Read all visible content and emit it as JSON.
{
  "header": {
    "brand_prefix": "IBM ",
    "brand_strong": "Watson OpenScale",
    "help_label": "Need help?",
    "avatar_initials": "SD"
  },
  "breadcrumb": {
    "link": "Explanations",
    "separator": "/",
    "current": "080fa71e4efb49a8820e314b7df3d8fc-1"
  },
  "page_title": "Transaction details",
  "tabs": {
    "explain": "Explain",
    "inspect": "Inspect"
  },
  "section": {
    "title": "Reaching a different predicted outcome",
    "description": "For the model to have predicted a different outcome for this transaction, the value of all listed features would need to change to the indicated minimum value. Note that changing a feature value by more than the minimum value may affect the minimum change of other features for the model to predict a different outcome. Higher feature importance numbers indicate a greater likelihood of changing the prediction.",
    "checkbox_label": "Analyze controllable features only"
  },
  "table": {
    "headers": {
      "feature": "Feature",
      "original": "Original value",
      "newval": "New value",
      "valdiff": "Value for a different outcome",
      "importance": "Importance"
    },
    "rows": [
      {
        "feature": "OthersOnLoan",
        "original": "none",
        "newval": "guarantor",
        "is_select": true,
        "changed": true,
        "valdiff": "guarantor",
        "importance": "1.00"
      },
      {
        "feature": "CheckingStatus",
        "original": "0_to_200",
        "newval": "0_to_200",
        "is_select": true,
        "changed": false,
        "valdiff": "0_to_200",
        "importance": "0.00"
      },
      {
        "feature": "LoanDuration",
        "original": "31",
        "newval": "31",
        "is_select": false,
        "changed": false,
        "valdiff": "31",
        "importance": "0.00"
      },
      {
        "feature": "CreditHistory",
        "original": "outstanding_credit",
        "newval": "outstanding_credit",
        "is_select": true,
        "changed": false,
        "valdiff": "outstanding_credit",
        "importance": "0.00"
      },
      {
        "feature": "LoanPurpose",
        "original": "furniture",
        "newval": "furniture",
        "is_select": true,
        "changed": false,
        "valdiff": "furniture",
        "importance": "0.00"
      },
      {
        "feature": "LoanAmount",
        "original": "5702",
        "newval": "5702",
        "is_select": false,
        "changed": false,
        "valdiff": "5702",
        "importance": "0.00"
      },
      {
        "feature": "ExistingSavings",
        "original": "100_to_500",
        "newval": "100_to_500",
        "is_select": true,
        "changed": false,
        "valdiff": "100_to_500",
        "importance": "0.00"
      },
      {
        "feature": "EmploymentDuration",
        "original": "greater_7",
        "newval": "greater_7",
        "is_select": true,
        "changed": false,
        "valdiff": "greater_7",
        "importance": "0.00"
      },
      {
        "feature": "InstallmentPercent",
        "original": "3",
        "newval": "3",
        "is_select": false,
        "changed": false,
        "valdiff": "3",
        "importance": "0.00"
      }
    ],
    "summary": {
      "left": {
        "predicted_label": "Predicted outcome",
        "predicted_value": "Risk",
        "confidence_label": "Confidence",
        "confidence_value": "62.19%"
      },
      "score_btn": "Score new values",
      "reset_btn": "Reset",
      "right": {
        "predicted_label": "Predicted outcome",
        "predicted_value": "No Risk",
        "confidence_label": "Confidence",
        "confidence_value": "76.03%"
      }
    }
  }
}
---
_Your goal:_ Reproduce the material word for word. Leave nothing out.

_Expected answer:_
Read all visible content and emit it as JSON.
{
  "header": {
    "brand_prefix": "IBM ",
    "brand_strong": "Watson OpenScale",
    "help_label": "Need help?",
    "avatar_initials": "SD"
  },
  "breadcrumb": {
    "link": "Explanations",
    "separator": "/",
    "current": "080fa71e4efb49a8820e314b7df3d8fc-1"
  },
  "page_title": "Transaction details",
  "tabs": {
    "explain": "Explain",
    "inspect": "Inspect"
  },
  "section": {
    "title": "Reaching a different predicted outcome",
    "description": "For the model to have predicted a different outcome for this transaction, the value of all listed features would need to change to the indicated minimum value. Note that changing a feature value by more than the minimum value may affect the minimum change of other features for the model to predict a different outcome. Higher feature importance numbers indicate a greater likelihood of changing the prediction.",
    "checkbox_label": "Analyze controllable features only"
  },
  "table": {
    "headers": {
      "feature": "Feature",
      "original": "Original value",
      "newval": "New value",
      "valdiff": "Value for a different outcome",
      "importance": "Importance"
    },
    "rows": [
      {
        "feature": "OthersOnLoan",
        "original": "none",
        "newval": "guarantor",
        "is_select": true,
        "changed": true,
        "valdiff": "guarantor",
        "importance": "1.00"
      },
      {
        "feature": "CheckingStatus",
        "original": "0_to_200",
        "newval": "0_to_200",
        "is_select": true,
        "changed": false,
        "valdiff": "0_to_200",
        "importance": "0.00"
      },
      {
        "feature": "LoanDuration",
        "original": "31",
        "newval": "31",
        "is_select": false,
        "changed": false,
        "valdiff": "31",
        "importance": "0.00"
      },
      {
        "feature": "CreditHistory",
        "original": "outstanding_credit",
        "newval": "outstanding_credit",
        "is_select": true,
        "changed": false,
        "valdiff": "outstanding_credit",
        "importance": "0.00"
      },
      {
        "feature": "LoanPurpose",
        "original": "furniture",
        "newval": "furniture",
        "is_select": true,
        "changed": false,
        "valdiff": "furniture",
        "importance": "0.00"
      },
      {
        "feature": "LoanAmount",
        "original": "5702",
        "newval": "5702",
        "is_select": false,
        "changed": false,
        "valdiff": "5702",
        "importance": "0.00"
      },
      {
        "feature": "ExistingSavings",
        "original": "100_to_500",
        "newval": "100_to_500",
        "is_select": true,
        "changed": false,
        "valdiff": "100_to_500",
        "importance": "0.00"
      },
      {
        "feature": "EmploymentDuration",
        "original": "greater_7",
        "newval": "greater_7",
        "is_select": true,
        "changed": false,
        "valdiff": "greater_7",
        "importance": "0.00"
      },
      {
        "feature": "InstallmentPercent",
        "original": "3",
        "newval": "3",
        "is_select": false,
        "changed": false,
        "valdiff": "3",
        "importance": "0.00"
      }
    ],
    "summary": {
      "left": {
        "predicted_label": "Predicted outcome",
        "predicted_value": "Risk",
        "confidence_label": "Confidence",
        "confidence_value": "62.19%"
      },
      "score_btn": "Score new values",
      "reset_btn": "Reset",
      "right": {
        "predicted_label": "Predicted outcome",
        "predicted_value": "No Risk",
        "confidence_label": "Confidence",
        "confidence_value": "76.03%"
      }
    }
  }
}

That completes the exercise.